• _THE TASK_:
Present each line of the entries below that holds the word "contacts".

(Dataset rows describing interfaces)
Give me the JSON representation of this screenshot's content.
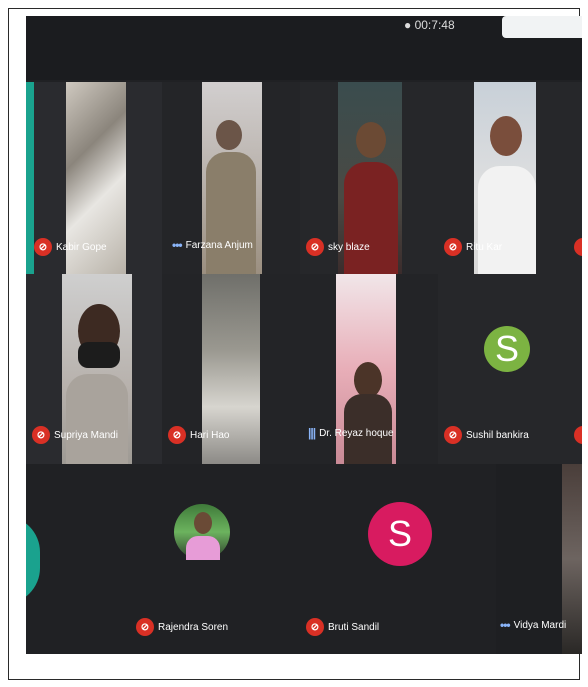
{
  "meeting": {
    "clock": "● 00:7:48"
  },
  "participants": [
    {
      "name": "Kabir Gope",
      "mic": "muted"
    },
    {
      "name": "Farzana Anjum",
      "mic": "dots"
    },
    {
      "name": "sky blaze",
      "mic": "muted"
    },
    {
      "name": "Ritu Kar",
      "mic": "muted"
    },
    {
      "name": "Supriya Mandi",
      "mic": "muted"
    },
    {
      "name": "Hari Hao",
      "mic": "muted"
    },
    {
      "name": "Dr. Reyaz hoque",
      "mic": "speaking"
    },
    {
      "name": "Sushil bankira",
      "mic": "muted",
      "avatar_letter": "S",
      "avatar_color": "#7cb342"
    },
    {
      "name": "Rajendra Soren",
      "mic": "muted"
    },
    {
      "name": "Bruti Sandil",
      "mic": "muted",
      "avatar_letter": "S",
      "avatar_color": "#d81b60"
    },
    {
      "name": "Vidya Mardi",
      "mic": "dots"
    }
  ],
  "icons": {
    "mic_off": "⊘",
    "dots": "•••",
    "speaking": "|||"
  }
}
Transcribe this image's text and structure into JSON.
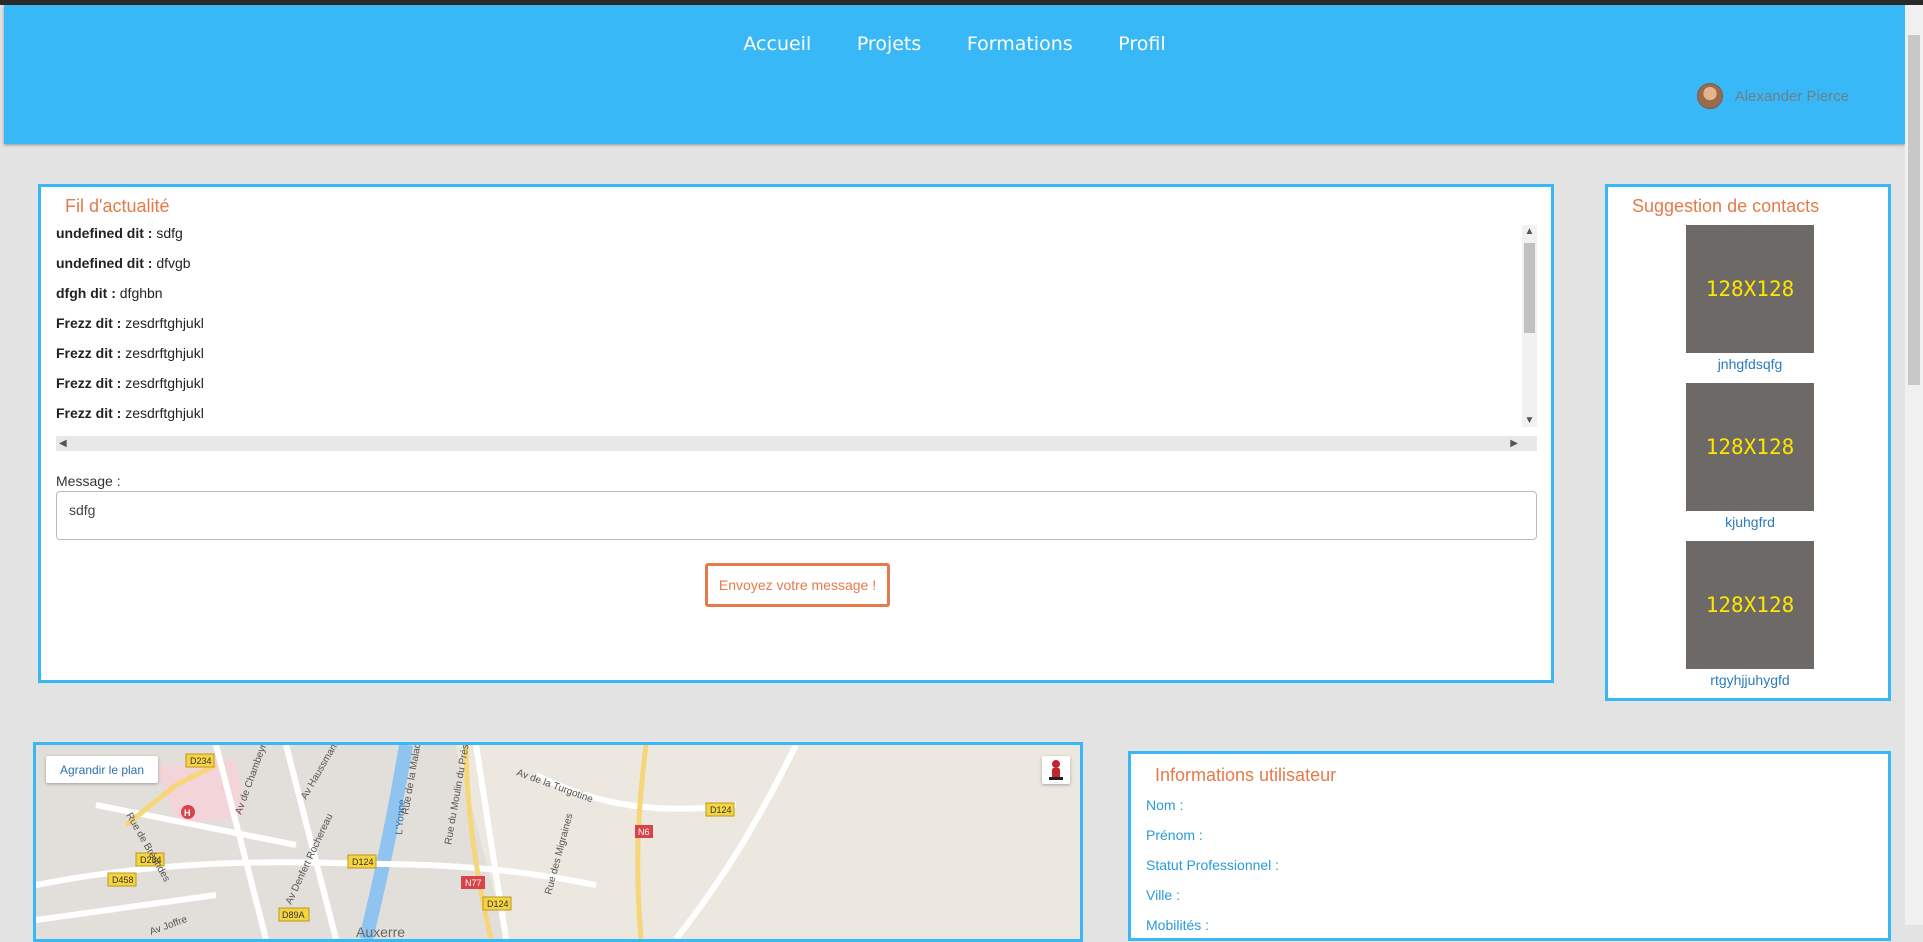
{
  "nav": {
    "items": [
      "Accueil",
      "Projets",
      "Formations",
      "Profil"
    ]
  },
  "user": {
    "name": "Alexander Pierce"
  },
  "feed": {
    "title": "Fil d'actualité",
    "items": [
      {
        "author": "undefined dit :",
        "text": "sdfg"
      },
      {
        "author": "undefined dit :",
        "text": "dfvgb"
      },
      {
        "author": "dfgh dit :",
        "text": "dfghbn"
      },
      {
        "author": "Frezz dit :",
        "text": "zesdrftghjukl"
      },
      {
        "author": "Frezz dit :",
        "text": "zesdrftghjukl"
      },
      {
        "author": "Frezz dit :",
        "text": "zesdrftghjukl"
      },
      {
        "author": "Frezz dit :",
        "text": "zesdrftghjukl"
      }
    ],
    "message_label": "Message :",
    "message_value": "sdfg",
    "send_label": "Envoyez votre message !"
  },
  "suggestions": {
    "title": "Suggestion de contacts",
    "placeholder_text": "128X128",
    "contacts": [
      "jnhgfdsqfg",
      "kjuhgfrd",
      "rtgyhjjuhygfd"
    ]
  },
  "map": {
    "enlarge_label": "Agrandir le plan",
    "labels": [
      "D234",
      "D458",
      "D234",
      "D124",
      "N77",
      "D124",
      "D89A",
      "N6",
      "D124",
      "Av de Chambeyrou",
      "Av Haussmann",
      "Av Denfert Rochereau",
      "Rue de la Maladière",
      "Rue du Moulin du Président",
      "Av de la Turgotine",
      "Rue des Migraines",
      "Av Joffre",
      "Auxerre",
      "L'Yonne",
      "Rue de Bréandes"
    ]
  },
  "info": {
    "title": "Informations utilisateur",
    "fields": [
      "Nom :",
      "Prénom :",
      "Statut Professionnel :",
      "Ville :",
      "Mobilités :"
    ]
  },
  "colors": {
    "topbar": "#38b8f6",
    "accent": "#e57a4b",
    "panel_border": "#38b8f6",
    "link": "#2a7bbd"
  }
}
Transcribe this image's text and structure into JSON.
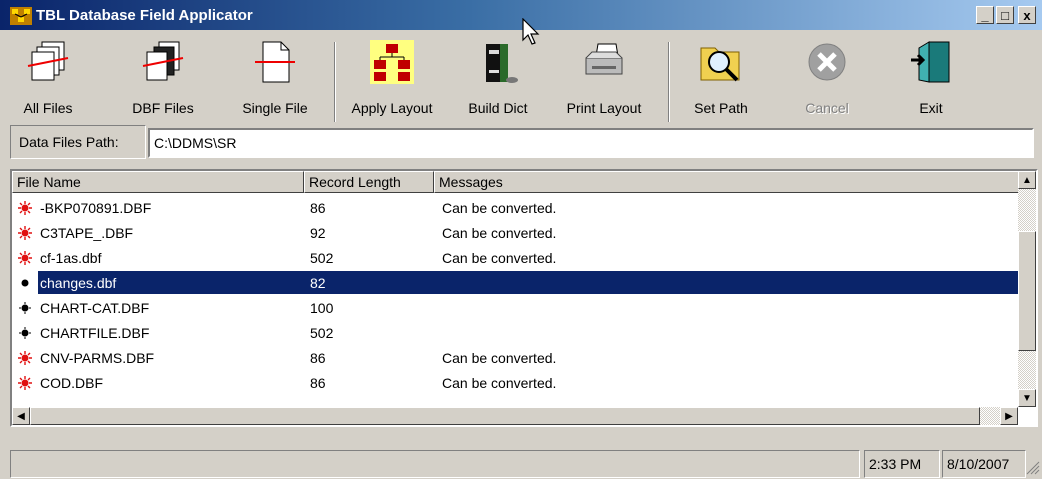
{
  "window": {
    "title": "TBL Database Field Applicator",
    "minimize": "_",
    "maximize": "□",
    "close": "x"
  },
  "toolbar": [
    {
      "label": "All Files",
      "icon": "all-files-icon",
      "enabled": true
    },
    {
      "label": "DBF Files",
      "icon": "dbf-files-icon",
      "enabled": true
    },
    {
      "label": "Single File",
      "icon": "single-file-icon",
      "enabled": true
    },
    {
      "label": "Apply Layout",
      "icon": "apply-layout-icon",
      "enabled": true
    },
    {
      "label": "Build Dict",
      "icon": "build-dict-icon",
      "enabled": true
    },
    {
      "label": "Print Layout",
      "icon": "printer-icon",
      "enabled": true
    },
    {
      "label": "Set Path",
      "icon": "folder-search-icon",
      "enabled": true
    },
    {
      "label": "Cancel",
      "icon": "cancel-icon",
      "enabled": false
    },
    {
      "label": "Exit",
      "icon": "exit-door-icon",
      "enabled": true
    }
  ],
  "path": {
    "label": "Data Files Path:",
    "value": "C:\\DDMS\\SR"
  },
  "list": {
    "columns": [
      "File Name",
      "Record Length",
      "Messages"
    ],
    "rows": [
      {
        "name": "-BKP070891.DBF",
        "length": "86",
        "message": "Can be converted.",
        "status": "red"
      },
      {
        "name": "C3TAPE_.DBF",
        "length": "92",
        "message": "Can be converted.",
        "status": "red"
      },
      {
        "name": "cf-1as.dbf",
        "length": "502",
        "message": "Can be converted.",
        "status": "red"
      },
      {
        "name": "changes.dbf",
        "length": "82",
        "message": "",
        "status": "black",
        "selected": true
      },
      {
        "name": "CHART-CAT.DBF",
        "length": "100",
        "message": "",
        "status": "black"
      },
      {
        "name": "CHARTFILE.DBF",
        "length": "502",
        "message": "",
        "status": "black"
      },
      {
        "name": "CNV-PARMS.DBF",
        "length": "86",
        "message": "Can be converted.",
        "status": "red"
      },
      {
        "name": "COD.DBF",
        "length": "86",
        "message": "Can be converted.",
        "status": "red"
      }
    ]
  },
  "status": {
    "message": "",
    "time": "2:33 PM",
    "date": "8/10/2007"
  },
  "colors": {
    "title_start": "#0a246a",
    "title_end": "#a6caf0",
    "selection": "#0a246a",
    "status_red": "#e01010"
  }
}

• _RESULT_:
    "title": "Suggestion de contacts",
    "contacts": [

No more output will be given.